Date of Award

Spring 2021

Document Type


Degree Name

Doctor of Philosophy (PhD)



First Advisor

Harms, Erik

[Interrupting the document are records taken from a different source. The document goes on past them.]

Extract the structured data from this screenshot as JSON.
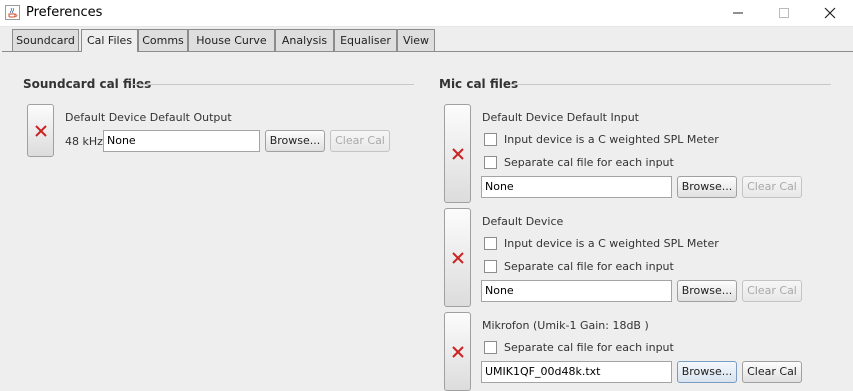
{
  "window": {
    "title": "Preferences",
    "app_icon": "java-cup-icon",
    "controls": [
      "minimize-icon",
      "maximize-icon",
      "close-icon"
    ]
  },
  "tabs": [
    {
      "label": "Soundcard",
      "active": false
    },
    {
      "label": "Cal Files",
      "active": true
    },
    {
      "label": "Comms",
      "active": false
    },
    {
      "label": "House Curve",
      "active": false
    },
    {
      "label": "Analysis",
      "active": false
    },
    {
      "label": "Equaliser",
      "active": false
    },
    {
      "label": "View",
      "active": false
    }
  ],
  "soundcard": {
    "section_title": "Soundcard cal files",
    "device_name": "Default Device Default Output",
    "rate": "48 kHz",
    "file_value": "None",
    "browse_label": "Browse...",
    "clear_label": "Clear Cal",
    "clear_enabled": false
  },
  "mic": {
    "section_title": "Mic cal files",
    "devices": [
      {
        "name": "Default Device Default Input",
        "spl_label": "Input device is a C weighted SPL Meter",
        "spl_checked": false,
        "separate_label": "Separate cal file for each input",
        "separate_checked": false,
        "file_value": "None",
        "browse_label": "Browse...",
        "clear_label": "Clear Cal",
        "clear_enabled": false
      },
      {
        "name": "Default Device",
        "spl_label": "Input device is a C weighted SPL Meter",
        "spl_checked": false,
        "separate_label": "Separate cal file for each input",
        "separate_checked": false,
        "file_value": "None",
        "browse_label": "Browse...",
        "clear_label": "Clear Cal",
        "clear_enabled": false
      },
      {
        "name": "Mikrofon (Umik-1  Gain: 18dB  )",
        "separate_label": "Separate cal file for each input",
        "separate_checked": false,
        "file_value": "UMIK1QF_00d48k.txt",
        "browse_label": "Browse...",
        "clear_label": "Clear Cal",
        "clear_enabled": true
      }
    ]
  },
  "colors": {
    "remove_x": "#cc2222",
    "background": "#eeeeee"
  }
}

In Mễ Trì village on the Western peri-urban edge of Hanoi, Vietnam, landless rice farmers no longer tend to rice paddy fields. Instead, many have converted 40 square meters of their residential space into a small factory for producing an artisanal rice product called cốm (young rice). This small village-based industry has garnered national demand for the product, drawing the attention of central policymakers who want to preserve the craft as a cultural relic of Hanoi. But without land to cultivate the rice inputs, young rice production is largely driven by the outsourcing of grains, the use of inventive new machinery, and most notably, widespread sentiments of pride and passion in the village craft. Based on 18 months of ethnographic fieldwork in Mễ Trì village between July 2017 and December 2018, this dissertation examines the assemblages of rural-urban spaces that emerge out of the convergence of mega-city master plans, foreign investment, heritage preservation, and the everyday livelihood practices of those living and working in the changing urban fringe. It attends to competing discourses on Vietnam’s rural spaces as well as the dialogic practices between state actors and local cốm producers, which have allowed agrarian traditions to re-emerge amidst urban development. In this dissertation, I argue that Mễ Trì’s practices of adaptation through craft production demonstrate a politics of resilience, which has both material and symbolic implications. Craft production not only provides people with a transitional livelihood in their post-agrarian landscape, but it has also served as an important cultural tool and resource that villagers use in finding and cultivating meaningful identities amidst society’s contemporary urban-oriented shifts. Stories about Mễ Trì’s acts of resilience through cốm production narrate the lived experiences of land use and social transformation of a village that lies, both empirically as well as conceptually, at the tenuous intersection between a capital mega-city’s dual projects of urban civilization (văn minh đô thị) and “heritage” protection. In doing so, it provides an ethnographic insight into the shifting but continually significant place of agrarian-based cultures and livelihoods in shaping the broader processes of urban-oriented economic and land use change in Hanoi, with implications for other Asian contexts.